Scale plays a crucial part in Morrison's oeuvre, particularly when considering his wall paintings. Sometimes we are dwarfed by scenery depicted through the eye of an insect, looking up at giant ferns, flowers and weeds, sometimes it is an expansive scene that beckons us in to mentally ramble. His wall paintings work because they acknowledge the inherent fiction of the natural landscape and our culturally conditioned memories and expectations of it. Morrison brings these shared imprints of the landscape to bear upon different types of architectural space. The walls of a building become a projection screen for his paintings, allowing viewers to imagine a landscape beyond the boundaries of a room. One can easily see oneself as a character in these scenes, playing out adventures that are without consequence and therefore all the more seductive, while also appreciating the formal inventiveness of the work.

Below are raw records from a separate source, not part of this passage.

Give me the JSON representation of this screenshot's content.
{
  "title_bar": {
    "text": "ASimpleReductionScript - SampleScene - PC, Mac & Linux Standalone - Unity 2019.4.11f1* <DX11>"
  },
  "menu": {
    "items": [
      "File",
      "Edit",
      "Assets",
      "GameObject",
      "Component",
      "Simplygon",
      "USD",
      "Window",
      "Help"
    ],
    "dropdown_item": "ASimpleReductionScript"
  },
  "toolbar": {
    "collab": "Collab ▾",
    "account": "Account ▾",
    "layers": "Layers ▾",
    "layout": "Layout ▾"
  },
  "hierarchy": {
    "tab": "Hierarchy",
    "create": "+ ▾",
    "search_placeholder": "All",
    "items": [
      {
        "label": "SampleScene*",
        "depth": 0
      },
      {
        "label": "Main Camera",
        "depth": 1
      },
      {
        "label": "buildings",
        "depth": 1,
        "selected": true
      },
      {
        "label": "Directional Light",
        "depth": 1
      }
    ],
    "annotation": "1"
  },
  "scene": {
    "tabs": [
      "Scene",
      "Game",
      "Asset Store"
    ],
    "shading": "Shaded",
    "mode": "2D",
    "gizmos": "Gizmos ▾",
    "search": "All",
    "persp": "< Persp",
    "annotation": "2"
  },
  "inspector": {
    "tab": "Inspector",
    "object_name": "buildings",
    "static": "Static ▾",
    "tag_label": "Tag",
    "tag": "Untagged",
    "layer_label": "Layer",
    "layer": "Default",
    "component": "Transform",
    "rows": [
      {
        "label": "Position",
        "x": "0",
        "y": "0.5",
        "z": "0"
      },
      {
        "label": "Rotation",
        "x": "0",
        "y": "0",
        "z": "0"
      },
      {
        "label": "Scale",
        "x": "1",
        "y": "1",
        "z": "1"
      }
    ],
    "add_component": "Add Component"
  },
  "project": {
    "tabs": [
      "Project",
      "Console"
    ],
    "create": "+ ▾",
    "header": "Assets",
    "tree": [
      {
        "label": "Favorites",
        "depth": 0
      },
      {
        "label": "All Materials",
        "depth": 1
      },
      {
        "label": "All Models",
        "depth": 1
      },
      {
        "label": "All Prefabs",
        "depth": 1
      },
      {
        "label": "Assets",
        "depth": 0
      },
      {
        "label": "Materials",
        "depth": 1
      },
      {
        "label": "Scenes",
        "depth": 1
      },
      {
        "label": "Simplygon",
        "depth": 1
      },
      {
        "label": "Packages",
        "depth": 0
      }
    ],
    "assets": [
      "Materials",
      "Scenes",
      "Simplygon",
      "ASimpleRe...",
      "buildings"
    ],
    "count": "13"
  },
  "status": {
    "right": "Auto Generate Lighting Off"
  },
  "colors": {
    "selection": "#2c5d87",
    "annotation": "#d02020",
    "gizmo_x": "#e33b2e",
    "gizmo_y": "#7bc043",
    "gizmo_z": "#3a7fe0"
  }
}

Morrison's paintings etch themselves into our memory through their strident qualities of line, pattern and composition. We develop a mental encyclopedia of natural forms from an early age so we are immediately implicated in these works via the irrepressible drive to achieve recognition and identification The reductive aspect of Morrison's work, depicting elements in either black or white, means that what we see is the residue of natural forms divorced from the specifics of a genius loci or particular historical time. This leaves us free to project ourselves into these pictures and flesh them out with the colours, smells and associations of our own personal experience. Morrison's work has an immediate charm and quality of recollection, as well as an unfolding sense of wonder and mysteriousness that brings a fresh vitality to the use of natural forms and landscape in art.